Aeroacoustics is the study of the generation of sound by unsteady air flow. The sound could be generated by jets, fans, rotor blades, and any devices that force the air into unsteady motion.
The faculty members and students that conduct research in aeroacoustics use both experimental and computational methods.
The majority of the measurements are performed in the department's high speed jet noise facility. This is an anechoic room with inlet and exhaust ducts to allow air to be blown into and sucked out of the facility. This capability is used to examine the effect of forward flight on the noise generated by jet flows or the effect of wind on the noise produced by the jets on a STOVL (Short takeoff and vertical landing) vehicle.
Previous and Ongoing Measurements
Previous and ongoing measurements to investigate the flow field and acoustics of jets have included: near and far field pressure measurements using microphones, surface pressure measurements with Kulite and Endevco transducers, high-speed schlieren and shadowgraph flow visualization videography, Optical Deflectometry, Laser Doppler Anemometry, and Particle Image Velocimetry.
Recent Experimental Research
Recent experimental research has included the development of a noise reduction methodology for supersonic heated jets, such as those found on tactical fighter aircraft, and measurements of the temperature on a ground plane below a vertical impinging heated jet.
Computational aeroacoustics involves the numerical simulation of the unsteady flow and the noise it produces. Predictions can be based on steady or unsteady flow calculations. In the former case, knowledge of the average flow allows the radiated noise to be estimated using analytical methods.
The unsteady turbulent flow field can also be simulated with numerical solutions of the full equations of motion. These calculations are very computationally intensive, but can be performed on the computer clusters available in the department.

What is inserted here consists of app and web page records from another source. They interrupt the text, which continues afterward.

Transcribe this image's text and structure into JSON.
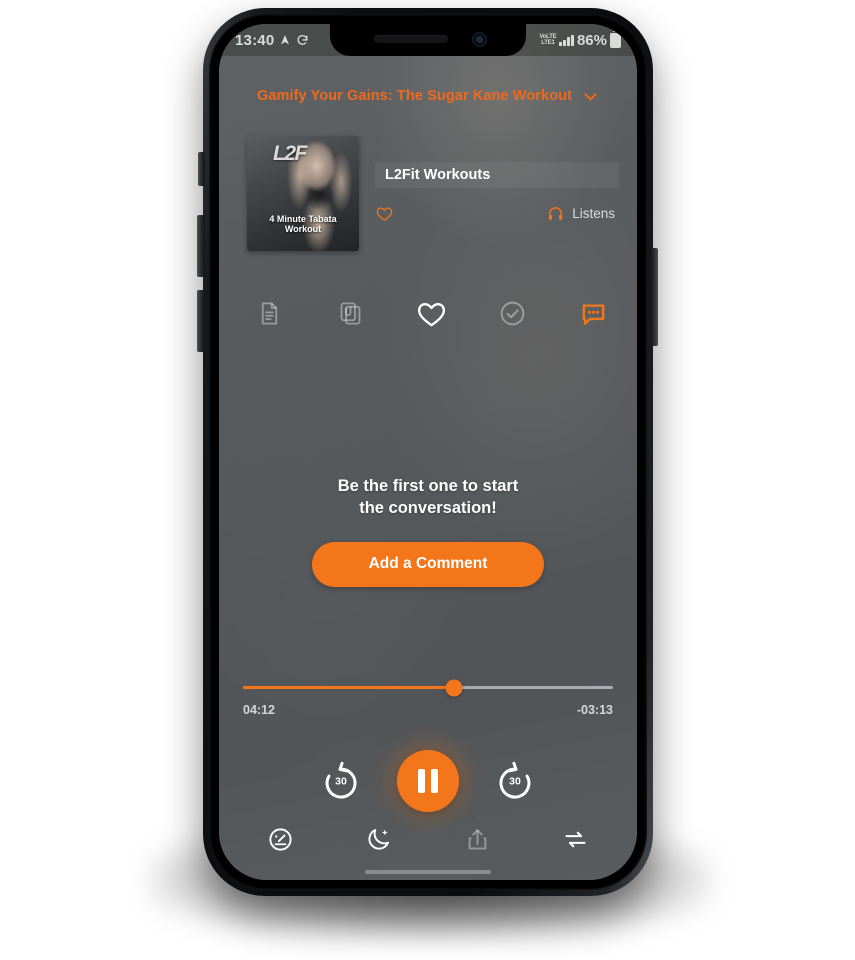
{
  "status_bar": {
    "time": "13:40",
    "location_icon": "location-arrow-icon",
    "rotation_icon": "auto-rotate-icon",
    "network_label_top": "VoLTE",
    "network_label_bottom": "LTE1",
    "signal_icon": "signal-bars-icon",
    "battery_percent": "86%",
    "battery_icon": "battery-full-icon"
  },
  "header": {
    "episode_title": "Gamify Your Gains: The Sugar Kane Workout",
    "collapse_icon": "chevron-down-icon"
  },
  "now_playing": {
    "artwork_logo": "L2F",
    "artwork_caption": "4 Minute Tabata Workout",
    "artwork_alt": "podcast-artwork",
    "show_title": "L2Fit Workouts",
    "favorite_icon": "heart-outline-icon",
    "listens_icon": "headphones-icon",
    "listens_label": "Listens"
  },
  "action_icons": [
    {
      "name": "notes-icon",
      "label": "Notes",
      "state": "dim"
    },
    {
      "name": "clip-icon",
      "label": "Clips",
      "state": "dim"
    },
    {
      "name": "heart-icon",
      "label": "Like",
      "state": "bright"
    },
    {
      "name": "check-circle-icon",
      "label": "Mark as played",
      "state": "dim"
    },
    {
      "name": "comment-icon",
      "label": "Comments",
      "state": "active"
    }
  ],
  "empty_state": {
    "line1": "Be the first one to start",
    "line2": "the conversation!",
    "cta_label": "Add a Comment"
  },
  "player": {
    "elapsed": "04:12",
    "remaining": "-03:13",
    "progress_percent": 57,
    "rewind_seconds": "30",
    "forward_seconds": "30",
    "rewind_icon": "rewind-30-icon",
    "forward_icon": "forward-30-icon",
    "play_state_icon": "pause-icon"
  },
  "toolbar": [
    {
      "name": "playback-speed-icon",
      "label": "Speed",
      "state": "bright"
    },
    {
      "name": "sleep-timer-icon",
      "label": "Sleep timer",
      "state": "bright"
    },
    {
      "name": "share-icon",
      "label": "Share",
      "state": "dim"
    },
    {
      "name": "repeat-icon",
      "label": "Repeat",
      "state": "bright"
    }
  ],
  "colors": {
    "accent": "#f4761b",
    "screen_bg": "#5d6164",
    "text_primary": "#ffffff",
    "text_muted": "#d4d7d8"
  }
}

Ongoing projects include the simulation of the flow in jets with noise reduction devices and the calculation of the unsteady pressure loading on an aft deck downstream of a rectangular nozzle.
More information about this research area will be available soon.